Dairy farmers across Scotland are still coming to terms with the cost of the recent snowstorms, which resulted in many of them having to dump milk, due to collection tankers being unable to access their farms.
Although many are covered by insurance for this, some are not, which will result in large financial losses.
Adam Lawson, of North Cassingray Farm, Leven, who milks 180 cows, and supplies to Muller, gave The Scottish Farmer an insight into his struggle during the poor weather. He said: “We lost two day’s worth of milk, amounting to around 6500 litres, and luckily I am covered by insurance, but the whole situation is certainly a bit of a hassle.
“There’s nothing worse than having to go to all the effort of producing milk, and then pour it down the drain, and it’s not as if we can just go and sell it directly to people who can’t purchase it at the supermarket, because we are not allowed to do that.

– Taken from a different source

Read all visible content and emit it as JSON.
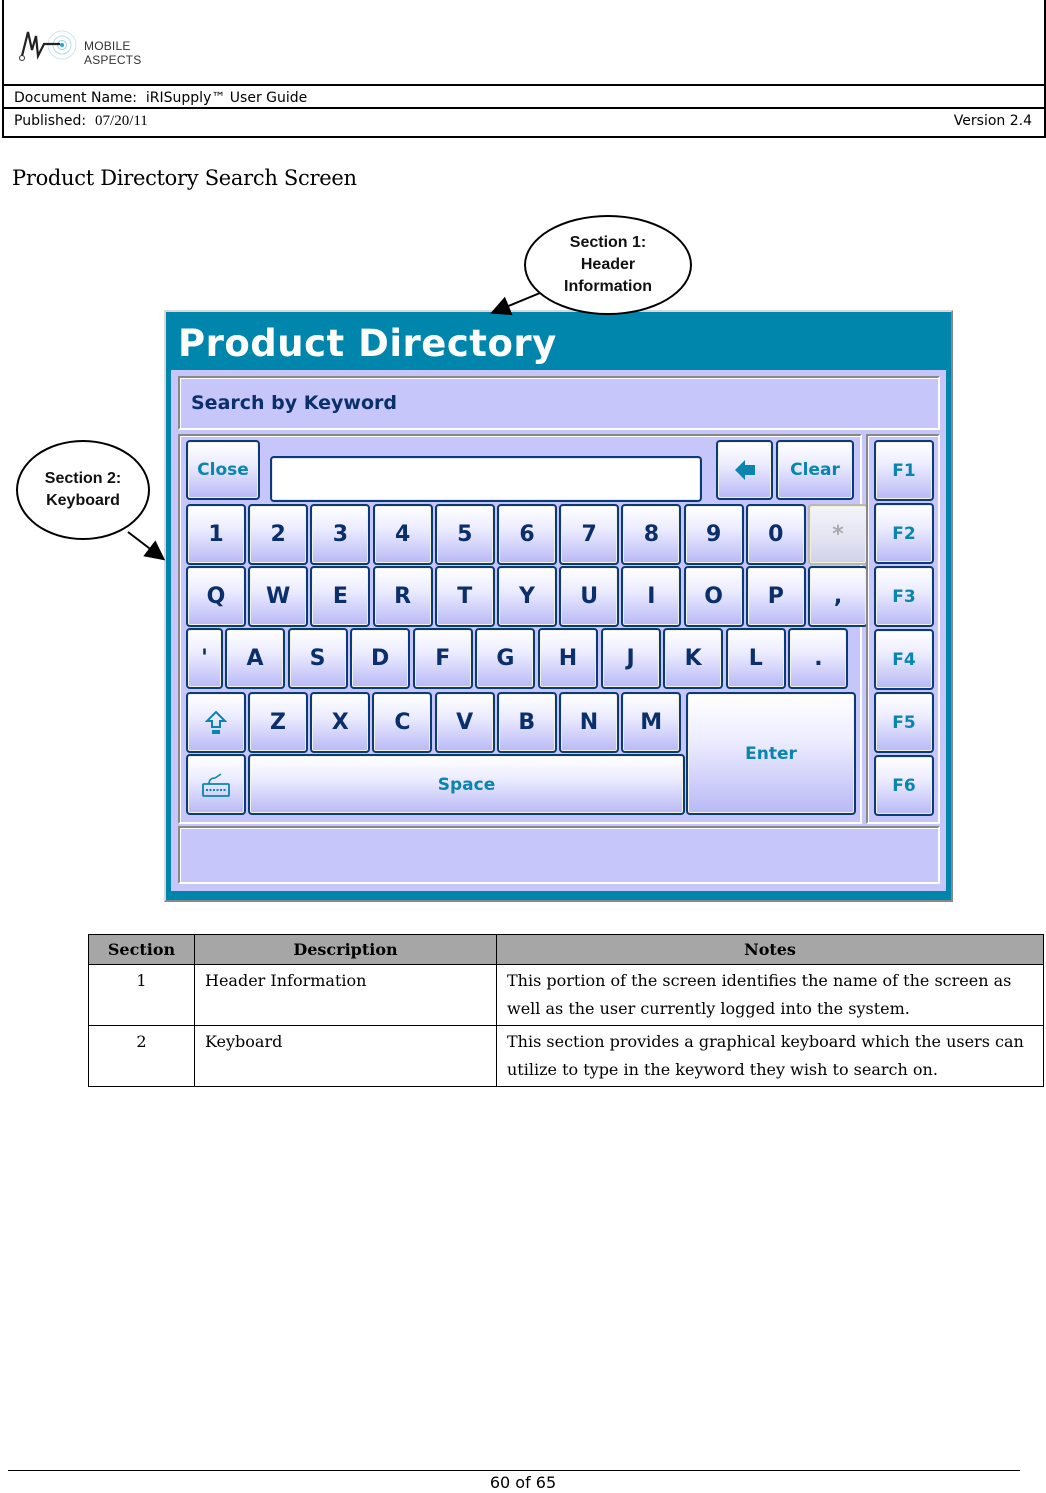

“When the lorry finally did get in on Saturday, he ended up getting stuck on the way out, and we had to dig him out, so that was a bit of a nightmare. They did make attempts to get to us before that, but it just wasn’t possible, and they were really struggling to get anywhere.
“I tried hard to get the road cleared a bit on Friday, but it took me two hours to clear just a 10th of a mile of ground. I would say that it’s not even the clearing away of the snow that’s the biggest problem, it’s knowing where on earth to put the stuff, and I would say that the next issue we face now is that there is going to be a whole lot of flooding in sheds, which is going to cause more problems, and take up even more time.”
In Kilbarchan, David Carruth, of High Auchensale Farm, had the problem, like many others, of being unable to access the farm: “I am around a mile and a half from the main roads, that are treated, but even after clearing the hill up to my place by myself, the drifts were unmanageable, and the tanker couldn’t get in, so we lost three days of production, which amounts to around 9000 litres of milk, that was poured into our slurry pit.
“Although I am insured by NFU Mutual, it is an annoying situation.”
On Bute, farmers were less affected, but some were still forced to dispose of milk that was unable to be lifted, and the snow was still at record levels. Aleck Nairn, of Kerrycroy Farm, said: “In my 21 years on Bute, I have never seen the snow so bad. It drifted to the height of the hedges and it’s still sitting as high as that.
“I’ve also still been shovelling snow in order to let the artic lorries in, and the biggest concern was that the snow managed to drift into the sheds, meaning every beast had snow on its back, which is obviously not ideal.”
Rural affairs specialist at NFU Mutual, Tim Price, speaking from an insurance point of view, added: “NFU Mutual is expecting that there are a number of claims yet to come from farmers, as they are still so busy dealing with the aftermath of the bad weather. We believe there will be claims for loss of livestock, and for milk having to be dumped.”
Source: The Scottish Farmer